:: WORK TO BE COMPLETED ::
Type out the records again, exactly as they are.

:: DATA TO PROCESS ::

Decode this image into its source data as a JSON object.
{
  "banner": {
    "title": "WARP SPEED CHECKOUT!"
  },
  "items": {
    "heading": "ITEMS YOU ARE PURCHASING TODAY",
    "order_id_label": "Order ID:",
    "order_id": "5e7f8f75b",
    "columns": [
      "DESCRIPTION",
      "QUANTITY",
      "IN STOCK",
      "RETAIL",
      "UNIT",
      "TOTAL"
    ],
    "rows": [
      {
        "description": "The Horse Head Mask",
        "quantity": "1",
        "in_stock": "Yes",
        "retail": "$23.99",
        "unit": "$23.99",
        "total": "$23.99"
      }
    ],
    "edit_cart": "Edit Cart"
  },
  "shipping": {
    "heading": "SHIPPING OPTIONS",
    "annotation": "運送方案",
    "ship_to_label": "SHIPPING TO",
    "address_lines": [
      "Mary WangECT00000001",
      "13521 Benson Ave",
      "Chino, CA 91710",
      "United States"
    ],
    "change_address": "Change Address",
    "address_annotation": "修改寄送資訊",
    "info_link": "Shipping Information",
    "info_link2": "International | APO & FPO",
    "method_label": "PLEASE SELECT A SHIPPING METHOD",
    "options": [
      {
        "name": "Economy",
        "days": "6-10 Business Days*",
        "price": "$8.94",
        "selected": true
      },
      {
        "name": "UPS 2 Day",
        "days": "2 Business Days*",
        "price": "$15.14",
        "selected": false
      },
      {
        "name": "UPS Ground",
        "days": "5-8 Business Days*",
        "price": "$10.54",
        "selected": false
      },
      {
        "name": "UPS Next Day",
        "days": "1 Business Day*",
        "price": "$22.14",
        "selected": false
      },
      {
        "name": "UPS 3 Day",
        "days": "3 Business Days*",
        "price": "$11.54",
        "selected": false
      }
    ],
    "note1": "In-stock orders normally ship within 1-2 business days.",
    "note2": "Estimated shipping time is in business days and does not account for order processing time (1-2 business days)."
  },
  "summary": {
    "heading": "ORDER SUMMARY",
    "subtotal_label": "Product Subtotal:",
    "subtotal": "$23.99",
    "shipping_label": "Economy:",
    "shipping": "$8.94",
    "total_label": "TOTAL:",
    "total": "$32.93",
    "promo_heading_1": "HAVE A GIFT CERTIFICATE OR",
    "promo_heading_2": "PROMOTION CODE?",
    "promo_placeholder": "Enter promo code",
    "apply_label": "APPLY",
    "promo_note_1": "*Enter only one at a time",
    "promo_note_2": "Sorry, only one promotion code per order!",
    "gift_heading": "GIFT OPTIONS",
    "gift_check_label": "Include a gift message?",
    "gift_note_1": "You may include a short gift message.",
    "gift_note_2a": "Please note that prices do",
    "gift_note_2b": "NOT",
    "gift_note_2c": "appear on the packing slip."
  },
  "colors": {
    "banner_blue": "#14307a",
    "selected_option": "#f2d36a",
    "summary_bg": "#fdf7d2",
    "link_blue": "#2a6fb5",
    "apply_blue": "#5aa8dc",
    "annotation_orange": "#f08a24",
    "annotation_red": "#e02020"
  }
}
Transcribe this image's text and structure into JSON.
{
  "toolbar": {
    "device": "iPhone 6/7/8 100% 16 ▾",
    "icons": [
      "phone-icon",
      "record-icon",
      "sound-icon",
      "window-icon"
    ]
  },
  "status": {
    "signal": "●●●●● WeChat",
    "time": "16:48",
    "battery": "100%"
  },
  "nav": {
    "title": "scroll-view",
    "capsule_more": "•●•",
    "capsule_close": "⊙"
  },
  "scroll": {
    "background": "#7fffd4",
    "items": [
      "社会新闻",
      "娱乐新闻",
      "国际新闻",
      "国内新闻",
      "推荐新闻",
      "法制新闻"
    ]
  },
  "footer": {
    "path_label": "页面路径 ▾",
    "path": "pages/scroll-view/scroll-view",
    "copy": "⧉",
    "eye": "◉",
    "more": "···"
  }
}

:: EXERCISE SOLUTION ::
Decode this image into its source data as a JSON object.
{
  "banner": {
    "title": "WARP SPEED CHECKOUT!"
  },
  "items": {
    "heading": "ITEMS YOU ARE PURCHASING TODAY",
    "order_id_label": "Order ID:",
    "order_id": "5e7f8f75b",
    "columns": [
      "DESCRIPTION",
      "QUANTITY",
      "IN STOCK",
      "RETAIL",
      "UNIT",
      "TOTAL"
    ],
    "rows": [
      {
        "description": "The Horse Head Mask",
        "quantity": "1",
        "in_stock": "Yes",
        "retail": "$23.99",
        "unit": "$23.99",
        "total": "$23.99"
      }
    ],
    "edit_cart": "Edit Cart"
  },
  "shipping": {
    "heading": "SHIPPING OPTIONS",
    "annotation": "運送方案",
    "ship_to_label": "SHIPPING TO",
    "address_lines": [
      "Mary WangECT00000001",
      "13521 Benson Ave",
      "Chino, CA 91710",
      "United States"
    ],
    "change_address": "Change Address",
    "address_annotation": "修改寄送資訊",
    "info_link": "Shipping Information",
    "info_link2": "International | APO & FPO",
    "method_label": "PLEASE SELECT A SHIPPING METHOD",
    "options": [
      {
        "name": "Economy",
        "days": "6-10 Business Days*",
        "price": "$8.94",
        "selected": true
      },
      {
        "name": "UPS 2 Day",
        "days": "2 Business Days*",
        "price": "$15.14",
        "selected": false
      },
      {
        "name": "UPS Ground",
        "days": "5-8 Business Days*",
        "price": "$10.54",
        "selected": false
      },
      {
        "name": "UPS Next Day",
        "days": "1 Business Day*",
        "price": "$22.14",
        "selected": false
      },
      {
        "name": "UPS 3 Day",
        "days": "3 Business Days*",
        "price": "$11.54",
        "selected": false
      }
    ],
    "note1": "In-stock orders normally ship within 1-2 business days.",
    "note2": "Estimated shipping time is in business days and does not account for order processing time (1-2 business days)."
  },
  "summary": {
    "heading": "ORDER SUMMARY",
    "subtotal_label": "Product Subtotal:",
    "subtotal": "$23.99",
    "shipping_label": "Economy:",
    "shipping": "$8.94",
    "total_label": "TOTAL:",
    "total": "$32.93",
    "promo_heading_1": "HAVE A GIFT CERTIFICATE OR",
    "promo_heading_2": "PROMOTION CODE?",
    "promo_placeholder": "Enter promo code",
    "apply_label": "APPLY",
    "promo_note_1": "*Enter only one at a time",
    "promo_note_2": "Sorry, only one promotion code per order!",
    "gift_heading": "GIFT OPTIONS",
    "gift_check_label": "Include a gift message?",
    "gift_note_1": "You may include a short gift message.",
    "gift_note_2a": "Please note that prices do",
    "gift_note_2b": "NOT",
    "gift_note_2c": "appear on the packing slip."
  },
  "colors": {
    "banner_blue": "#14307a",
    "selected_option": "#f2d36a",
    "summary_bg": "#fdf7d2",
    "link_blue": "#2a6fb5",
    "apply_blue": "#5aa8dc",
    "annotation_orange": "#f08a24",
    "annotation_red": "#e02020"
  }
}
Transcribe this image's text and structure into JSON.
{
  "toolbar": {
    "device": "iPhone 6/7/8 100% 16 ▾",
    "icons": [
      "phone-icon",
      "record-icon",
      "sound-icon",
      "window-icon"
    ]
  },
  "status": {
    "signal": "●●●●● WeChat",
    "time": "16:48",
    "battery": "100%"
  },
  "nav": {
    "title": "scroll-view",
    "capsule_more": "•●•",
    "capsule_close": "⊙"
  },
  "scroll": {
    "background": "#7fffd4",
    "items": [
      "社会新闻",
      "娱乐新闻",
      "国际新闻",
      "国内新闻",
      "推荐新闻",
      "法制新闻"
    ]
  },
  "footer": {
    "path_label": "页面路径 ▾",
    "path": "pages/scroll-view/scroll-view",
    "copy": "⧉",
    "eye": "◉",
    "more": "···"
  }
}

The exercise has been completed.